EXTRACTED DATA:
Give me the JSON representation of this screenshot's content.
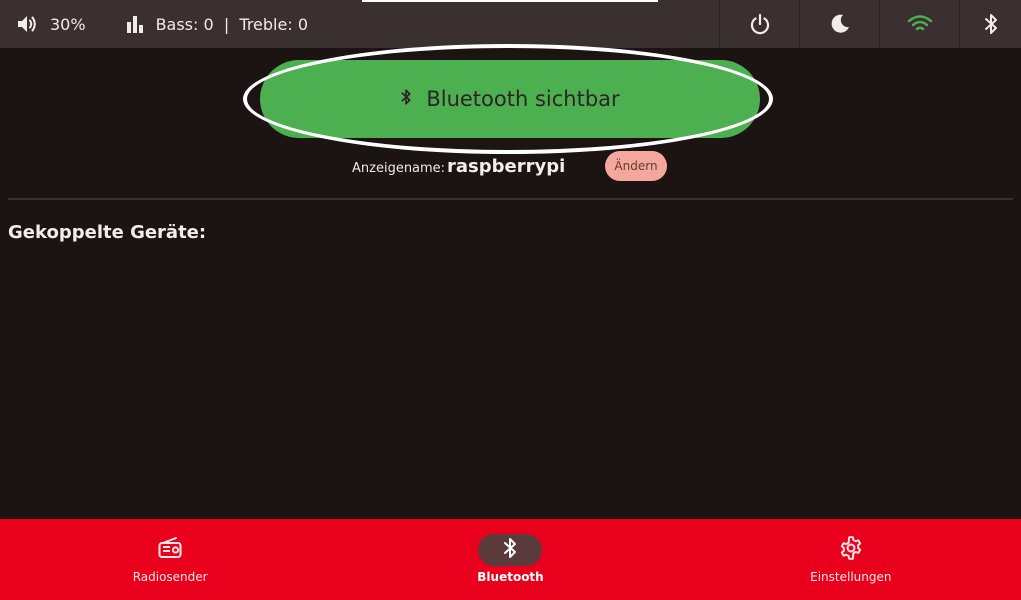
{
  "status": {
    "volume": "30%",
    "equalizer": "Bass: 0  |  Treble: 0"
  },
  "quick_actions": [
    {
      "name": "power",
      "icon": "power-icon"
    },
    {
      "name": "sleep",
      "icon": "moon-icon"
    },
    {
      "name": "wifi",
      "icon": "wifi-icon",
      "color": "#4caf50"
    },
    {
      "name": "bluetooth",
      "icon": "bluetooth-icon"
    }
  ],
  "bluetooth": {
    "visible_label": "Bluetooth sichtbar",
    "display_name_label": "Anzeigename:",
    "display_name": "raspberrypi",
    "change_label": "Ändern",
    "paired_title": "Gekoppelte Geräte:"
  },
  "nav": [
    {
      "label": "Radiosender",
      "icon": "radio-icon"
    },
    {
      "label": "Bluetooth",
      "icon": "bluetooth-icon",
      "active": true
    },
    {
      "label": "Einstellungen",
      "icon": "gear-icon"
    }
  ],
  "colors": {
    "accent_green": "#4caf50",
    "nav_red": "#e8001c",
    "change_button": "#f4a79c"
  }
}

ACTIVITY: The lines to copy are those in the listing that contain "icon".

EXERCISE ANSWER:
      "icon": "power-icon"
      "icon": "moon-icon"
      "icon": "wifi-icon",
      "icon": "bluetooth-icon"
      "icon": "radio-icon"
      "icon": "bluetooth-icon",
      "icon": "gear-icon"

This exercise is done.